A hybrid structured machine uses more efficient dewatering processes including vacuum, belt pressing and shoe presses combined with methodologies that protect the sheet structure during the dewatering. The resultant sheet being transferred to the Yankee contains a significantly higher moisture level when compared to the TAD process and is much closer to conventional tissue making. With this method, the Yankee and hood sections’ capacities are utilized much more compared to many TAD machines, which in some cases are installed with no hoods at all. Being able to do this, while still generating the desired sheet structure and absorbency capacity increases, provides a significant potential for cost savings and profit opportunities generated by the new platforms.
Several approaches to the hybrid structured platform have been launched by various OEMs (Original Equipment Manufacturers) as well some proprietary technology approaches developed by tissue companies. NTT and QRT by Valmet, ATMOS by Voith and eTAD by Georgia Pacific are possibly the most well-known iterations of hybrid structured technologies. Each of these has faced their own challenges in producing quality tissue/towel at high speed, and they all tend to share two common challenges:
- Intimate transfer of the web.
- Temperature intolerance of the prevailing Yankee coating chemistry.

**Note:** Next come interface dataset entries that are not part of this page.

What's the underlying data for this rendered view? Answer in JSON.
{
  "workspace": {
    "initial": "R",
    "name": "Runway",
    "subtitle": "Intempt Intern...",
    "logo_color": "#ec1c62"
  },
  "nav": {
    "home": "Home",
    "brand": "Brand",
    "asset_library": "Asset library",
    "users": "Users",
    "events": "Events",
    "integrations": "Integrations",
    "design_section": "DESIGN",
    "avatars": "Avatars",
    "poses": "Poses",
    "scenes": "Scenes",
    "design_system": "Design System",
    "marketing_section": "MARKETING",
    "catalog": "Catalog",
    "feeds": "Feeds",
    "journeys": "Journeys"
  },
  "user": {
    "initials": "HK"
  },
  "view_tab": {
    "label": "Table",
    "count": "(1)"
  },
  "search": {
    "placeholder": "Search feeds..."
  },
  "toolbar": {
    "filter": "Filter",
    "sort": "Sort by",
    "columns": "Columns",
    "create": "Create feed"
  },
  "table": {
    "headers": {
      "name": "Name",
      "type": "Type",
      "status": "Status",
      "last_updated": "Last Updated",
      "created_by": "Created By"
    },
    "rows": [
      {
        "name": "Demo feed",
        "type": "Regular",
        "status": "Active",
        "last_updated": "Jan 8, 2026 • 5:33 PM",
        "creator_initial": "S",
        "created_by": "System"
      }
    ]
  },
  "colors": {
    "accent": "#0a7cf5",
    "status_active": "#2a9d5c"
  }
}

The solution for both the OEM and chemistry provider is to find a chemistry that can manage the moisture levels and inherent variability at the nip with hybrid structured machines. In so doing, uniform attachment results in uniform creping energy across the sheet. Failing to achieve this, the rolls produced will suffer from highly variable reel build across the roll width.